Free access
Alison Cobb, F. Martin Ralph, Vijay Tallapragada, Anna M. Wilson, Christopher A. Davis, Luca Delle Monache, James D. Doyle, Florian Pappenberger, Carolyn A. Reynolds, Aneesh Subramanian, Peter G. Black, Forest Cannon, Chris Castellano, Jason M. Cordeira, Jennifer S. Haase, Chad Hecht, Brian Kawzenuk, David A. Lavers, Michael J. Murphy Jr., Jack Parrish, Ryan Rickert, Jonathan J. Rutz, Ryan Torn, Xingren Wu, and Minghua Zheng

Abstract

Atmospheric River Reconnaissance (AR Recon) is a targeted campaign that complements other sources of observational data, forming part of a diverse observing system. AR Recon 2021 operated for ten weeks from January 13 to March 22, with 29.5 Intensive Observation Periods (IOPs), 45 flights and 1142 successful dropsondes deployed in the northeast Pacific. With the availability of two WC-130J aircraft operated by the 53rd Weather Reconnaissance Squadron (53 WRS), Air Force Reserve Command (AFRC) and one National Oceanic and Atmospheric Administration (NOAA) Aircraft Operations Center (AOC) G-IVSP aircraft, six sequences were accomplished, in which the same synoptic system was sampled over several days.
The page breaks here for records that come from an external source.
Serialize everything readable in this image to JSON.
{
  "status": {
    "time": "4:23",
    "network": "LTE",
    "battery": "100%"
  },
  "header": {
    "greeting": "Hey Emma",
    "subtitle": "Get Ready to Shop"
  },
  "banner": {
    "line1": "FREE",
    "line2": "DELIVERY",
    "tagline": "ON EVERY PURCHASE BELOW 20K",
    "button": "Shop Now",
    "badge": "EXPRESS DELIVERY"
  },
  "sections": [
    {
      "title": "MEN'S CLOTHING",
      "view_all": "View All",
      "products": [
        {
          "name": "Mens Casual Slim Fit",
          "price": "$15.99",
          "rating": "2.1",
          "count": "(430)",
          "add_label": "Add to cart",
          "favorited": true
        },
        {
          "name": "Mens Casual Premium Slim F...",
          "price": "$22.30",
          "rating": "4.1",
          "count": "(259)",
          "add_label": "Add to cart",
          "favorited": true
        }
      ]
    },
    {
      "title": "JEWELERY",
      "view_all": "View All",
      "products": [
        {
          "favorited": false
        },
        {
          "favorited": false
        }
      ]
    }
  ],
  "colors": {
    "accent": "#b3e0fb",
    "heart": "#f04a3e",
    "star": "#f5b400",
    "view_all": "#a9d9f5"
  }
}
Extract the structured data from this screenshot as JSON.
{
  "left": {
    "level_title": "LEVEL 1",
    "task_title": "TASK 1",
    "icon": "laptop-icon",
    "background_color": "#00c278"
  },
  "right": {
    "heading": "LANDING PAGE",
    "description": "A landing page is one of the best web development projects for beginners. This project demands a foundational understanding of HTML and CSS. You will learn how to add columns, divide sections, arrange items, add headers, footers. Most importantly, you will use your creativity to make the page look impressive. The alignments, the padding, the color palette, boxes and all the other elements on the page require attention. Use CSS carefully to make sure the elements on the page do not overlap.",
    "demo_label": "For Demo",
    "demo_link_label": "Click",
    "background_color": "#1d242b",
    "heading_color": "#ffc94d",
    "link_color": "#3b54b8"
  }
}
The principal aim was to gather observations to improve forecasts of landfalling atmospheric rivers on the U.S. West Coast. Sampling of other meteorological phenomena forecast to have downstream impacts over the U.S. was also considered. Alongside forecast improvement, observations were also gathered to address important scientific research questions, as part of a Research and Operations Partnership.

Targeted dropsonde observations were focused on essential atmospheric structures, primarily atmospheric rivers. Adjoint and ensemble sensitivities, mainly focusing on predictions of U.S. West Coast precipitation, provided complementary information on locations where additional observations may help to reduce the forecast uncertainty. Additionally, Airborne Radio Occultation (ARO) and tail radar were active during some flights, 30 drifting buoys were distributed, and 111 radiosondes were launched from four locations in California. Dropsonde, radiosonde and buoy data were available for assimilation in real-time into operational forecast models. Future work is planned to examine the impact of AR Recon 2021 data on model forecasts.

Restricted access